The toxicity of the glues used in most engineered timber has also been a problem in the past, although he says most modern engineered timber products are now made with formaldehyde free-adhesives.

Responsible forest management is also key to ensuring the material remains as sustainable as possible.

One other threat to timber buildings is termites. Again, this is a design issue. Isolating the timber from the ground with a concrete platform is one way of stopping termites, he says.

Some of the key sustainability benefits of timber are that it is renewable, stores carbon, has lower embodied energy than other materials, and has a variety of biophilia-related wellbeing qualities.

It also saves time and labour, among some other lesser-known benefits such as less noise during construction. Belperio was involved in the 25 King Street in Brisbane, one of Australia’s tallest timber office buildings, where it was reported that the site was “much more respectful”.

“When having a conversation, it’s quiet enough that other people hear. Some of the simple things that we take for granted are impacted by this other form of construction.”

Aurecon’s Ralph Belperio will be speaking on this topic at Frame Australia’s Timber Offsite Construction conference in Melbourne early next week.

Tags: , ,

Comments

5 Responses to “What does engineered timber need to go mainstream?”

  • James Murray-Parkes says:

    Watch this space everyone.
    BohrHaus is coming.

  • Murray Parkes is right up to a point. CLT does gobble up large volumes of material, most of it quite unnecessarily. Remember where and why it was invented? – to use up the soft pulping timber from upper parts of high altitude pine that was previously consumed by the now diminished paper pulp industry. It was a very good solution, but the baby has grown into a hungry monster, consuming vast amounts of material that will go largely ‘unused’ either structurally, acoustically, thermally etc. It is so ‘easy’ to use that everyone who wants to design lazily has jumped on the bandwagon. Architects and engineers need to work a little harder, and use their materials with much greater care. There is no excuse for wasteful usage of valuable resources, even if renewable – and we are not planting enough to claim 100% + renewability yet. And by the way, the issue is not the production or manufacture of the product, it is the skills – or lack of them – in the fabrication and engineering sector that is inhibiting the uptake of the best range of building materials since the oak cruck. Composites – now there is an expensive pipe dream! Keep working at it Jim and bring it into useful sight – but don’t diss what really works in the meantime![unless its concrete and steel!]

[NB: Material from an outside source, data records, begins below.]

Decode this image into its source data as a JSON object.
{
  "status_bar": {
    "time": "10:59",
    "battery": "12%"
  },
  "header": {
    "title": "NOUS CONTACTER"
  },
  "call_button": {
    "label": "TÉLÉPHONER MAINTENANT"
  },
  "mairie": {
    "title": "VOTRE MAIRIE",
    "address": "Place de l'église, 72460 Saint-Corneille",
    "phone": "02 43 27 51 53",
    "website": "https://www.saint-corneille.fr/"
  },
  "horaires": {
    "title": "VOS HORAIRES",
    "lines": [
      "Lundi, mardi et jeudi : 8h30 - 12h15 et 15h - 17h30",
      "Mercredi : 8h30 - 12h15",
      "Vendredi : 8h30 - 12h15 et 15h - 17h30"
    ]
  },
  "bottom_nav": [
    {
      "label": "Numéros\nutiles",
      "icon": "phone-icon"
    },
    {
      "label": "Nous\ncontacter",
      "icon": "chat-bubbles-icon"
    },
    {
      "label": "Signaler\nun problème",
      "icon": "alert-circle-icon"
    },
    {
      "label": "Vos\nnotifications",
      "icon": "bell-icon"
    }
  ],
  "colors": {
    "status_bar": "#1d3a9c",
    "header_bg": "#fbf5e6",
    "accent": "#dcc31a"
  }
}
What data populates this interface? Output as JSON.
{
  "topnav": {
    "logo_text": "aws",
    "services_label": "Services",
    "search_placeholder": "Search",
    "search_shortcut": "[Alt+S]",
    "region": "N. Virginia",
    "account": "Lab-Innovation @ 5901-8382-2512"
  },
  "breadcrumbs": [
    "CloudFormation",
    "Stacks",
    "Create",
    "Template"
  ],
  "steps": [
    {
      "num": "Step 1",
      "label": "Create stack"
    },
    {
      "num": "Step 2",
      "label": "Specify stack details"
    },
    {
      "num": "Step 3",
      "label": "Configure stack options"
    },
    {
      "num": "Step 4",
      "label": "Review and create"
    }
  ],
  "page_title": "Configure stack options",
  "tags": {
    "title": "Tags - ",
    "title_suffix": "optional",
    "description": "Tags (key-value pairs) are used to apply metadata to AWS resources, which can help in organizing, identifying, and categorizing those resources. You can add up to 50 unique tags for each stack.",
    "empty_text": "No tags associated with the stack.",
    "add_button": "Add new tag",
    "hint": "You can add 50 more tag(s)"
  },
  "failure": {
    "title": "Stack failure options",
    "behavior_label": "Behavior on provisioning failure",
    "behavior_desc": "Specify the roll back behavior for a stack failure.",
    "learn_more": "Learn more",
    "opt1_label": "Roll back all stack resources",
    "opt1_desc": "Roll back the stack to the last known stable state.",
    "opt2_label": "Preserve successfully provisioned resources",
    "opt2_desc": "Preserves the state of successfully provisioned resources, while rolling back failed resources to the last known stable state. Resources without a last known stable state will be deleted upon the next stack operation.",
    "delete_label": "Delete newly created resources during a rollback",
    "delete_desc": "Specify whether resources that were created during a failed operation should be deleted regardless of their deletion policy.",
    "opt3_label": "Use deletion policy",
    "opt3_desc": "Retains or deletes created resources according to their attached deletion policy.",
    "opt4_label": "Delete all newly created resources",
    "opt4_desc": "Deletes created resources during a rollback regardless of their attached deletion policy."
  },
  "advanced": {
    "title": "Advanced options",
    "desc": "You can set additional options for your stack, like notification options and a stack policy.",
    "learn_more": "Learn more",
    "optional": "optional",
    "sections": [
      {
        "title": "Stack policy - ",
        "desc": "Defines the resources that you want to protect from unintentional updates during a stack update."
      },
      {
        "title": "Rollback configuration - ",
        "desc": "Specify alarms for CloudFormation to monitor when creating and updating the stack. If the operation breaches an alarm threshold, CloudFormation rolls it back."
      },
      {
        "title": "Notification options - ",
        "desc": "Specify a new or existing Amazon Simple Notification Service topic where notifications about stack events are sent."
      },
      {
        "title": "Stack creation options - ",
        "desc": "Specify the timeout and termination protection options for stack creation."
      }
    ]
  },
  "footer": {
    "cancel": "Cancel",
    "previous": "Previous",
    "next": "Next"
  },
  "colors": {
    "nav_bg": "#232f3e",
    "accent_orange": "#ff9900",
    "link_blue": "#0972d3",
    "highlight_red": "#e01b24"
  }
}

  • Jack Haber says:

    Firstly to Peter, trees sequester carbon and the greatest sequestration stage is in the younger stages of tree growth, between 20 to 50 years. Environmentally, it makes sense to farm trees productively. Once sequestered the carbon is captured long term.
    Secondly to James, I admit that the push into CLT has been a somewhat ‘purist’ enterprise, as it is new to the market and the benefits needs to be proven to potential users. Once there is sufficient market acceptance of timber building in commercial projects, hybrid systems will doubtless emerge – combinations of CLT and timber framing or strategically placed steel members or concrete elements. When this happens, you will know that the emerging market is maturing.

  • Peter Cohen says:

    The trees have to be grown then chopped down to provide timber. Better to just grow forests in the space which will be left standing.

  • James Murray-Parkes says:

    It’s a fad and nothing more in my view Poppy.
    Companies are jumping on the wood bandwagon, when true composite structures are what really makes sense if we truly care about our planet. The amount of wasted mass in solid timber buildings is ridiculous.
    As an industry that preaches that it cares about the planet, there doesn’t appear to be a lot of actual sustainable thinking going on, only a lot of greed and trend thinking!
    It’s fashionable not sustainable!
    Just my 2c worth, Jim Murray-Parkes

Leave a Reply

Your email address will not be published. Required fields are marked *

More Articles on this Topic